An Evaluation of the Endangered Species Act and Private Landowner Assurances. (Special Series Part I -- Education in Action)

Article excerpt


Good afternoon. My name is Corinne Conner. I am a Fish and Wildlife Service biologist in Austin, Texas. I am also a joint owner and manager of Bee Cave Oaks Development, Inc., a development company that operates out of Austin. Except for my four years in college, I have been a lifelong resident of Austin. I grew up on the south side of town; my father worked for the city until I was six, when he bought a small ranch about six miles east of Austin. We lived on that ranch my entire life; it was his sweat and blood. I now own that ranch and live there with my husband and two children. Since my father's passing, my husband and I have acquired the land adjacent to my family's ranch as well. This area is known as the Seven Oaks Ranch. With Austin expanding rapidly in our direction, Seven Oaks' northern-most boundary now almost lies within the city limit.

Today I am here to discuss re-authorization of the Endangered Species Act (ESA). You may wonder why a small town rancher would care about the Endangered Species Act at all. There are two reasons. First, I received a bachelor's degree in wildlife ecology from the University of Wisconsin at Madison. While a student, I studied endangered species and habitat conservation. In fact, my final project as a senior was to develop a habitat conservation plan for an endangered bird. I currently work as a biologist in the Ecological Services department of the U.S. Fish and Wildlife Service ("the Service").

Secondly, the Endangered Species Act directly affects how I am allowed to manage and develop my land. Bee Cave Oaks Development, Inc., has intended to develop Seven Oaks Ranch for several years, until the discovery of breeding pairs of golden-cheeked warblers (Dendroica chrysoparia) on the property. The warbler has been listed as endangered since 1990. As a biologist, I was thrilled to discover at least six more breeding pairs of these rare birds. As a landowner and developer, I was devastated. I was the author of the Environmental Assessment and Habitat Conservation Plan for the Incidental Take of an endangered species on my own property. Today, I am hoping to use my experiences and knowledge to convince the Senate that changes should be made to the ESA before re-authorization. In particular, I will address private landowner tools, and argue that the administrative policies associated with Section 10(A)(1)(a) should be maintained in the ESA, while those associated with Section 10(A)(1)(b) should be removed.

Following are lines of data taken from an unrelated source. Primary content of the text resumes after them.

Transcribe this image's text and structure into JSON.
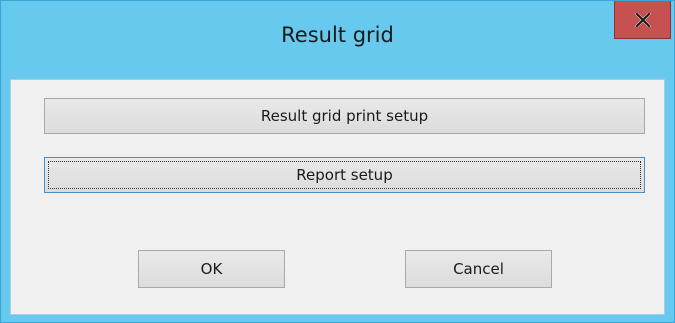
{
  "window": {
    "title": "Result grid",
    "close_icon": "close-icon",
    "close_color": "#c75050",
    "title_bar_color": "#67c9ee"
  },
  "buttons": {
    "print_setup": "Result grid print setup",
    "report_setup": "Report setup",
    "ok": "OK",
    "cancel": "Cancel"
  }
}
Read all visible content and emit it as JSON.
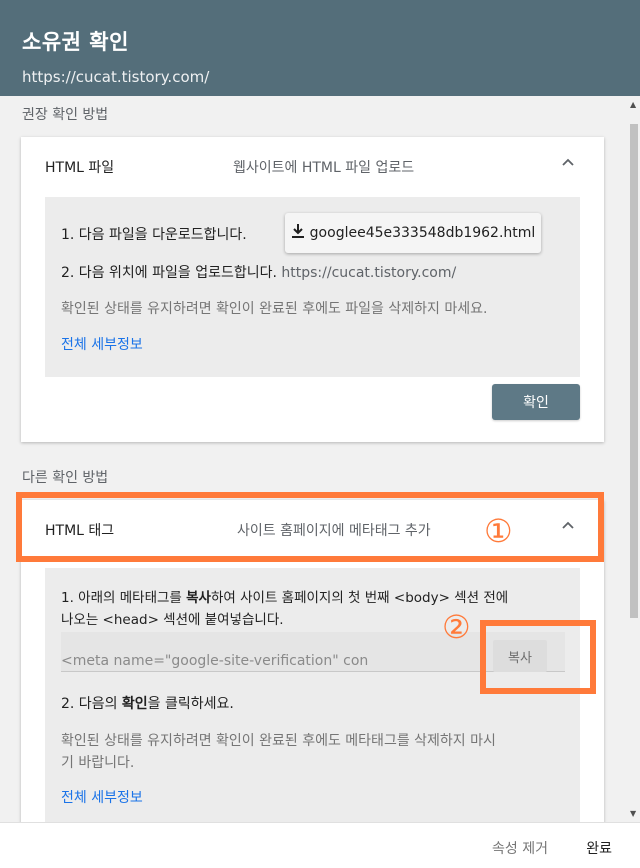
{
  "header": {
    "title": "소유권 확인",
    "url": "https://cucat.tistory.com/"
  },
  "recommended": {
    "label": "권장 확인 방법",
    "card": {
      "name": "HTML 파일",
      "desc": "웹사이트에 HTML 파일 업로드",
      "chevron": "^",
      "step1": "1. 다음 파일을 다운로드합니다.",
      "download_label": "googlee45e333548db1962.html",
      "step2": "2. 다음 위치에 파일을 업로드합니다.",
      "step2_url": "https://cucat.tistory.com/",
      "note": "확인된 상태를 유지하려면 확인이 완료된 후에도 파일을 삭제하지 마세요.",
      "details_link": "전체 세부정보",
      "confirm_label": "확인"
    }
  },
  "other": {
    "label": "다른 확인 방법",
    "card": {
      "name": "HTML 태그",
      "desc": "사이트 홈페이지에 메타태그 추가",
      "chevron": "^",
      "step1_a": "1. 아래의 메타태그를 ",
      "step1_b": "복사",
      "step1_c": "하여 사이트 홈페이지의 첫 번째 <body> 섹션 전에",
      "step1_line2": "나오는 <head> 섹션에 붙여넣습니다.",
      "meta_value": "<meta name=\"google-site-verification\" con",
      "copy_label": "복사",
      "step2_a": "2. 다음의 ",
      "step2_b": "확인",
      "step2_c": "을 클릭하세요.",
      "note_line1": "확인된 상태를 유지하려면 확인이 완료된 후에도 메타태그를 삭제하지 마시",
      "note_line2": "기 바랍니다.",
      "details_link": "전체 세부정보"
    }
  },
  "annotations": {
    "marker1": "①",
    "marker2": "②",
    "highlight_color": "#ff7a3a"
  },
  "footer": {
    "remove_label": "속성 제거",
    "done_label": "완료"
  },
  "colors": {
    "header_bg": "#546e7a",
    "confirm_bg": "#5e7986",
    "link": "#1a73e8"
  }
}
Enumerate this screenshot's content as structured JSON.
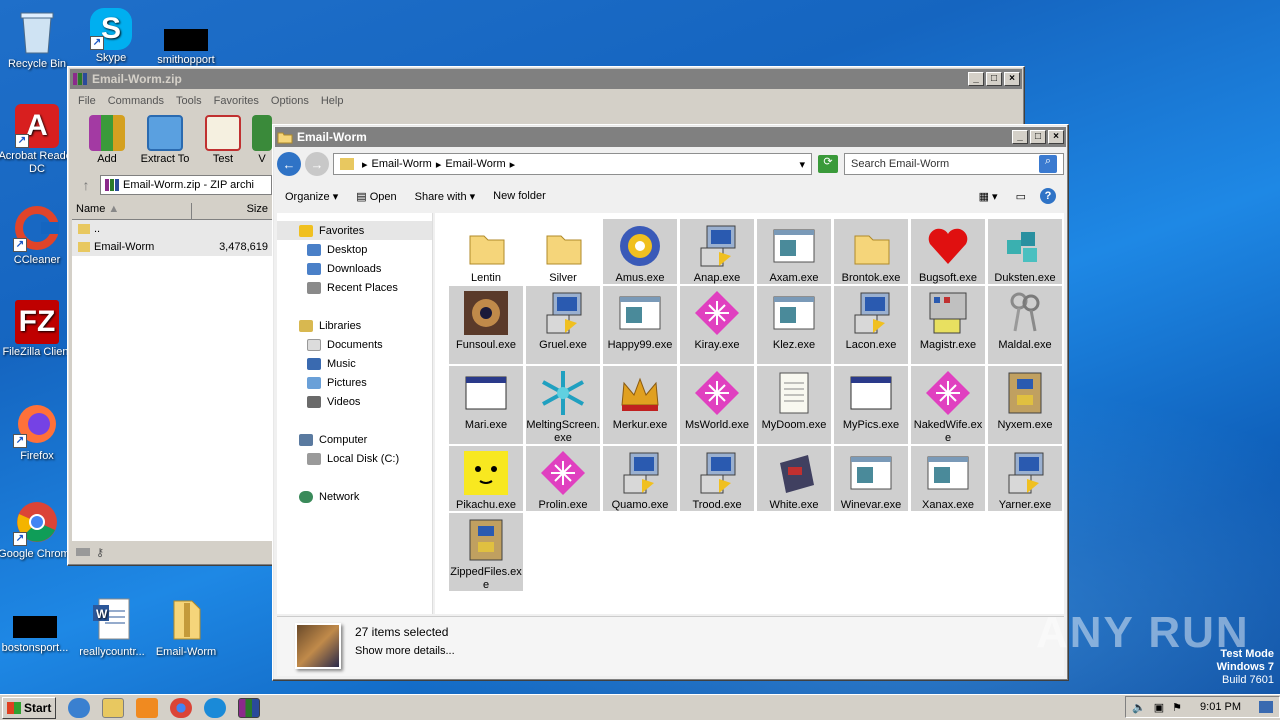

The ESA has been in poor favor with private landowners since its creation in 1973. A good proportion of the United States' endangered, threatened, and declining species are found on private lands and rely on sound management and conservation of these lands for restoration. While many private landowners are cooperative in managing their lands to benefit natural resources, increased financial commitments and regulations on use of their land has made other landowners reluctant to implement conservation measures. For example, if the landowner's conservation measures are a success, the species may increase in number or other endangered species may inhabit their land. This could cause increased restrictions on their private land -- land which many westerners (in particular the Wise Use movement) already view as overly regulated and restricted.

Because private lands constitute such a great proportion of endangered species habitat, it is important for the Service to compromise and cooperate with private landowners for the benefit of species. In addition, private landowners need to feel that their private rights will be maintained and that they have freedom of action on their own land. It was for these reasons that Enhancement of Survival Permits and Habitat Conservation Plans were created.

Essentially, there are three options provided to private landowners in the ESA and through the new policies associated with Section 10. …